PRK is a form of laser vision correction surgery which eliminates the need for glasses and contact lenses in most patients, including patients with astigmatism. Similarly to LASIK, it has been performed for over 20 years across the US and the rest of the world, and numerous clinical studies and surveys demonstrated a high rate of satisfaction among patients.

View Video

Learn About the Difference Between LASIK & PRK

Phakic Intraocular Lens Implants – ICL

Patients with high myopia (strong minus prescription) who do not qualify for LASIK or PRK laser surgery may qualify for phakic intraocular lens implants
We offer Visian ICL implants form Staar Surgical®. These lenses are surgically implanted into the eye and are positioned behind the iris and in front of the natural lens. They eliminate the need for glasses or contact lenses, or greatly reduce their power.

View Video

Learn About Post ICL Implants

Reading Vision Correction – Presbyopia Correction

The natural lens inside the human eye has the ability to adjust focus from distant to near objects, a process known as accommodation.
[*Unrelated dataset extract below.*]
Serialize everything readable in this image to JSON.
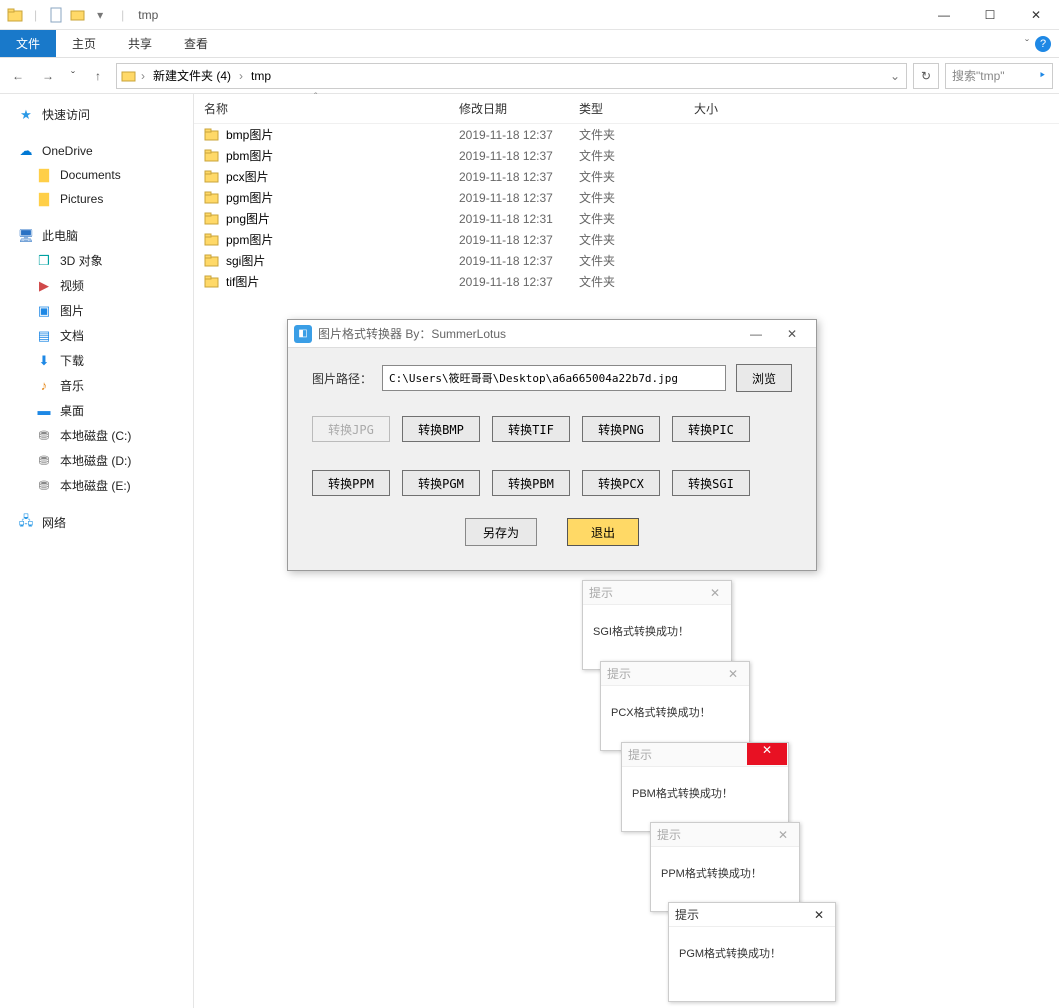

This is accomplished by contraction and relaxation of the ciliary muscle inside the eye. The natural lens becomes thinner or thicker and this allows it to focus at different distances. Unfortunately, humans start losing this ability to change focus in their 40s. This results in difficulty focusing on near objects and in practical terms it translates to difficulty reading small print. The simple solution to this problem is reading glasses, however, the KAMRA inlay offers the ability to focus on near objects without glasses.

KAMRA Inlay

Kamra Inlay

KAMRA and Raindrop are corneal inlays which are surgically implanted into the cornea. The KAMRA inlay is implanted in the cornea of the non-dominant eye only and increases its depth of focus. It is a thin opaque ring with a central opening and can be thought of as a contact lens permanently implanted between the layers of the cornea. It is similar to the aperture in a photo camera or a pinhole. As a result, the amount of light entering the eye is reduced, but the depth of focus is increased which results in distant, intermediate, and near objects to all be in focus at the same time. The dominant eye remains unaltered and retains distance vision only. The side effects of the KAMRA inlay may include difficulties with contrast sensitivity, problems with night vision, double vision, ghost images, glare, halos, and color disturbances.